[DATA PROVIDED Boundary: Start]
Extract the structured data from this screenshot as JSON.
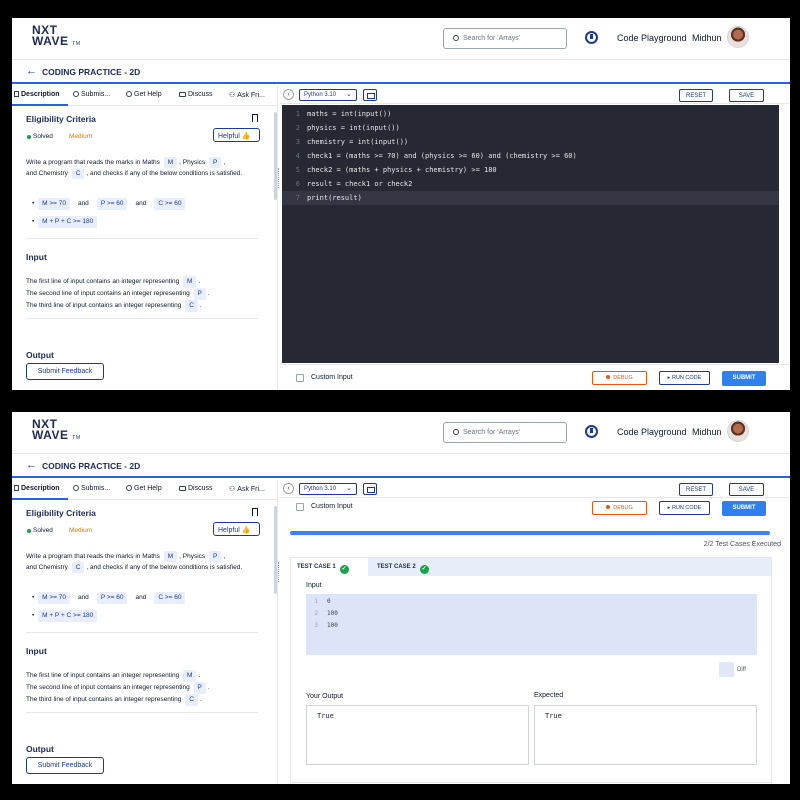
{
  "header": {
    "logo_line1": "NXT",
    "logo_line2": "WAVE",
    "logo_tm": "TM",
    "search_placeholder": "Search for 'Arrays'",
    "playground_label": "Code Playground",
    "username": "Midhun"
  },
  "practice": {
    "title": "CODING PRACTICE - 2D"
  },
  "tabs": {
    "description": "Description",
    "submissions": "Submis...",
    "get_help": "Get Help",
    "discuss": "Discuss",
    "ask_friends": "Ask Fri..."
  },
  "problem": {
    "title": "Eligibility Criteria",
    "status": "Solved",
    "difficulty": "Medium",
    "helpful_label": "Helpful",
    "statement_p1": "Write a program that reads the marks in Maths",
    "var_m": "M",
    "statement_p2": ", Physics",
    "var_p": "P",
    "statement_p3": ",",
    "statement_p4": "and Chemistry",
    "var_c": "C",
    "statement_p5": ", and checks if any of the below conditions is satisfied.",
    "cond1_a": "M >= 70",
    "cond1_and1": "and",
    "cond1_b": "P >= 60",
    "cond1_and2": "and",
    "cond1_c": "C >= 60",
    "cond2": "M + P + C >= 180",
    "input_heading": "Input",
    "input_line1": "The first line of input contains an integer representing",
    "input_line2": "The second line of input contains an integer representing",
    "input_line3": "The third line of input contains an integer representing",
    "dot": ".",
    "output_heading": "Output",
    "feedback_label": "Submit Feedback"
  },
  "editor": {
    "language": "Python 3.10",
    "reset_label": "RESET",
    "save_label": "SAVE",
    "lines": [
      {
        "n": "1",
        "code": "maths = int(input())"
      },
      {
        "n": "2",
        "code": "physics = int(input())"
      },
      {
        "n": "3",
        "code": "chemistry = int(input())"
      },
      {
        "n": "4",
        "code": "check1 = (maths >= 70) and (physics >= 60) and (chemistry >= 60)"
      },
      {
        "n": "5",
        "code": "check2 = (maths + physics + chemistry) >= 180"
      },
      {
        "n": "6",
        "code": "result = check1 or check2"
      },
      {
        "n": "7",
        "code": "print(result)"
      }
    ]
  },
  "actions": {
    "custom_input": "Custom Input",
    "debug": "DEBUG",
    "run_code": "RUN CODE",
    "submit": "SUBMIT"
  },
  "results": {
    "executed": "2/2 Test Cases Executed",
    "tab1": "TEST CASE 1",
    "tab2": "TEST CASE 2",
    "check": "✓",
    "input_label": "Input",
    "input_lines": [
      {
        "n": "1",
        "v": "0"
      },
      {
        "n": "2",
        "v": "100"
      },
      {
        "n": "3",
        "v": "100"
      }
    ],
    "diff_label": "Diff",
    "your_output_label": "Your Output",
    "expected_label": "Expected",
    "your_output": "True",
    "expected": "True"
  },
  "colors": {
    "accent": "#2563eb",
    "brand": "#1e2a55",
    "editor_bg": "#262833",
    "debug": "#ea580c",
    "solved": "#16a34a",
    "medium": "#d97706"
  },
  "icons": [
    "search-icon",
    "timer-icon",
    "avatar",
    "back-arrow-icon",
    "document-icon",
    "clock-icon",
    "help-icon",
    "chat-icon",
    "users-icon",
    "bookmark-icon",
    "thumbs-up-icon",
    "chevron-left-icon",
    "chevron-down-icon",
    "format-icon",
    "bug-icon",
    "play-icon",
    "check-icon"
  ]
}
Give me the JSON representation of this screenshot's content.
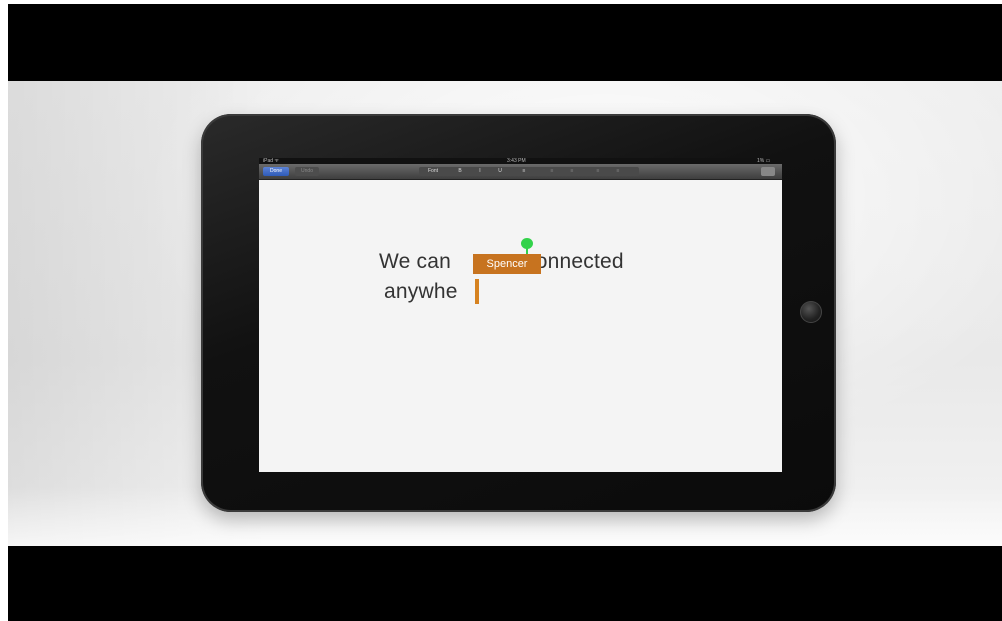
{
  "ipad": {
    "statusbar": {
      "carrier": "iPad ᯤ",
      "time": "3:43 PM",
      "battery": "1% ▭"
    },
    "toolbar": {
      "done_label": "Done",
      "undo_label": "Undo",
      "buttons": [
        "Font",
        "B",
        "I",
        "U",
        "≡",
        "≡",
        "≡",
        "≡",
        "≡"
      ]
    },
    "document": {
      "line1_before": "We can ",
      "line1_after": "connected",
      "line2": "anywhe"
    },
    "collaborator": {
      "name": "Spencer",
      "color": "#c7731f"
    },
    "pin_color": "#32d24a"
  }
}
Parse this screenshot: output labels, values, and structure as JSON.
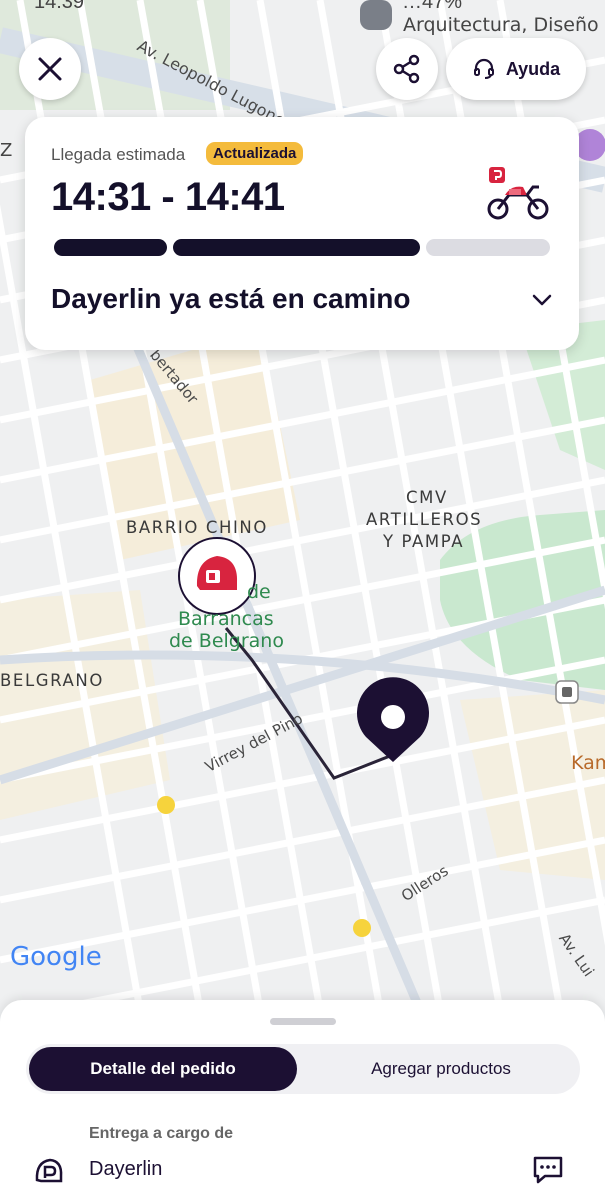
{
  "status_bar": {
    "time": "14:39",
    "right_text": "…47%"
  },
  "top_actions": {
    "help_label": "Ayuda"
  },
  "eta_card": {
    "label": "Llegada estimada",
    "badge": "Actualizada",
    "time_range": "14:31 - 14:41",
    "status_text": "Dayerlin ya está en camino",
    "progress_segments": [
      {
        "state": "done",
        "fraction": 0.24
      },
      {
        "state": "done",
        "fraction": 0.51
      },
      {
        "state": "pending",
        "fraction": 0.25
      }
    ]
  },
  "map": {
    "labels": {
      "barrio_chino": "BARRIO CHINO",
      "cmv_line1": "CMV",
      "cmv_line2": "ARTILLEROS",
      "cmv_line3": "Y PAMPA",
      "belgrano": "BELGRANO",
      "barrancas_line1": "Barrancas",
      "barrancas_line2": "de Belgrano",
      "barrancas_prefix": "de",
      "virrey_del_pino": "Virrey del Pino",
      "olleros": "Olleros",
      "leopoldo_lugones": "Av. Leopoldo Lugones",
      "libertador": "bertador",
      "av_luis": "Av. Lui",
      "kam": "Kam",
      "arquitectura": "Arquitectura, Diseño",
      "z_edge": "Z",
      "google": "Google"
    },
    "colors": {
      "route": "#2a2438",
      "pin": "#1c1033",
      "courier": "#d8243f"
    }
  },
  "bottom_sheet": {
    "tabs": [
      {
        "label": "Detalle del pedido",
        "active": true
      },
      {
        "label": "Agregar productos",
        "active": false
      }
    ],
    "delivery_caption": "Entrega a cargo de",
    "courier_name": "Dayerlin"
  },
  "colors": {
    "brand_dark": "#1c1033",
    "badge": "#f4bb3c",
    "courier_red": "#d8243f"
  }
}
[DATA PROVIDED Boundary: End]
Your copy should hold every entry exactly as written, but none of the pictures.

Extract the structured data from this screenshot as JSON.
{
  "header": {
    "logo_line1": "NXT",
    "logo_line2": "WAVE",
    "logo_tm": "TM",
    "search_placeholder": "Search for 'Arrays'",
    "playground_label": "Code Playground",
    "username": "Midhun"
  },
  "practice": {
    "title": "CODING PRACTICE - 2D"
  },
  "tabs": {
    "description": "Description",
    "submissions": "Submis...",
    "get_help": "Get Help",
    "discuss": "Discuss",
    "ask_friends": "Ask Fri..."
  },
  "problem": {
    "title": "Eligibility Criteria",
    "status": "Solved",
    "difficulty": "Medium",
    "helpful_label": "Helpful",
    "statement_p1": "Write a program that reads the marks in Maths",
    "var_m": "M",
    "statement_p2": ", Physics",
    "var_p": "P",
    "statement_p3": ",",
    "statement_p4": "and Chemistry",
    "var_c": "C",
    "statement_p5": ", and checks if any of the below conditions is satisfied.",
    "cond1_a": "M >= 70",
    "cond1_and1": "and",
    "cond1_b": "P >= 60",
    "cond1_and2": "and",
    "cond1_c": "C >= 60",
    "cond2": "M + P + C >= 180",
    "input_heading": "Input",
    "input_line1": "The first line of input contains an integer representing",
    "input_line2": "The second line of input contains an integer representing",
    "input_line3": "The third line of input contains an integer representing",
    "dot": ".",
    "output_heading": "Output",
    "feedback_label": "Submit Feedback"
  },
  "editor": {
    "language": "Python 3.10",
    "reset_label": "RESET",
    "save_label": "SAVE",
    "lines": [
      {
        "n": "1",
        "code": "maths = int(input())"
      },
      {
        "n": "2",
        "code": "physics = int(input())"
      },
      {
        "n": "3",
        "code": "chemistry = int(input())"
      },
      {
        "n": "4",
        "code": "check1 = (maths >= 70) and (physics >= 60) and (chemistry >= 60)"
      },
      {
        "n": "5",
        "code": "check2 = (maths + physics + chemistry) >= 180"
      },
      {
        "n": "6",
        "code": "result = check1 or check2"
      },
      {
        "n": "7",
        "code": "print(result)"
      }
    ]
  },
  "actions": {
    "custom_input": "Custom Input",
    "debug": "DEBUG",
    "run_code": "RUN CODE",
    "submit": "SUBMIT"
  },
  "results": {
    "executed": "2/2 Test Cases Executed",
    "tab1": "TEST CASE 1",
    "tab2": "TEST CASE 2",
    "check": "✓",
    "input_label": "Input",
    "input_lines": [
      {
        "n": "1",
        "v": "0"
      },
      {
        "n": "2",
        "v": "100"
      },
      {
        "n": "3",
        "v": "100"
      }
    ],
    "diff_label": "Diff",
    "your_output_label": "Your Output",
    "expected_label": "Expected",
    "your_output": "True",
    "expected": "True"
  },
  "colors": {
    "accent": "#2563eb",
    "brand": "#1e2a55",
    "editor_bg": "#262833",
    "debug": "#ea580c",
    "solved": "#16a34a",
    "medium": "#d97706"
  },
  "icons": [
    "search-icon",
    "timer-icon",
    "avatar",
    "back-arrow-icon",
    "document-icon",
    "clock-icon",
    "help-icon",
    "chat-icon",
    "users-icon",
    "bookmark-icon",
    "thumbs-up-icon",
    "chevron-left-icon",
    "chevron-down-icon",
    "format-icon",
    "bug-icon",
    "play-icon",
    "check-icon"
  ]
}
Give me the JSON representation of this screenshot's content.
{
  "ipad": {
    "statusbar": {
      "carrier": "iPad ᯤ",
      "time": "3:43 PM",
      "battery": "1% ▭"
    },
    "toolbar": {
      "done_label": "Done",
      "undo_label": "Undo",
      "buttons": [
        "Font",
        "B",
        "I",
        "U",
        "≡",
        "≡",
        "≡",
        "≡",
        "≡"
      ]
    },
    "document": {
      "line1_before": "We can ",
      "line1_after": "connected",
      "line2": "anywhe"
    },
    "collaborator": {
      "name": "Spencer",
      "color": "#c7731f"
    },
    "pin_color": "#32d24a"
  }
}
Parse this screenshot: output labels, values, and structure as JSON.
{
  "status_bar": {
    "time": "14:39",
    "right_text": "…47%"
  },
  "top_actions": {
    "help_label": "Ayuda"
  },
  "eta_card": {
    "label": "Llegada estimada",
    "badge": "Actualizada",
    "time_range": "14:31 - 14:41",
    "status_text": "Dayerlin ya está en camino",
    "progress_segments": [
      {
        "state": "done",
        "fraction": 0.24
      },
      {
        "state": "done",
        "fraction": 0.51
      },
      {
        "state": "pending",
        "fraction": 0.25
      }
    ]
  },
  "map": {
    "labels": {
      "barrio_chino": "BARRIO CHINO",
      "cmv_line1": "CMV",
      "cmv_line2": "ARTILLEROS",
      "cmv_line3": "Y PAMPA",
      "belgrano": "BELGRANO",
      "barrancas_line1": "Barrancas",
      "barrancas_line2": "de Belgrano",
      "barrancas_prefix": "de",
      "virrey_del_pino": "Virrey del Pino",
      "olleros": "Olleros",
      "leopoldo_lugones": "Av. Leopoldo Lugones",
      "libertador": "bertador",
      "av_luis": "Av. Lui",
      "kam": "Kam",
      "arquitectura": "Arquitectura, Diseño",
      "z_edge": "Z",
      "google": "Google"
    },
    "colors": {
      "route": "#2a2438",
      "pin": "#1c1033",
      "courier": "#d8243f"
    }
  },
  "bottom_sheet": {
    "tabs": [
      {
        "label": "Detalle del pedido",
        "active": true
      },
      {
        "label": "Agregar productos",
        "active": false
      }
    ],
    "delivery_caption": "Entrega a cargo de",
    "courier_name": "Dayerlin"
  },
  "colors": {
    "brand_dark": "#1c1033",
    "badge": "#f4bb3c",
    "courier_red": "#d8243f"
  }
}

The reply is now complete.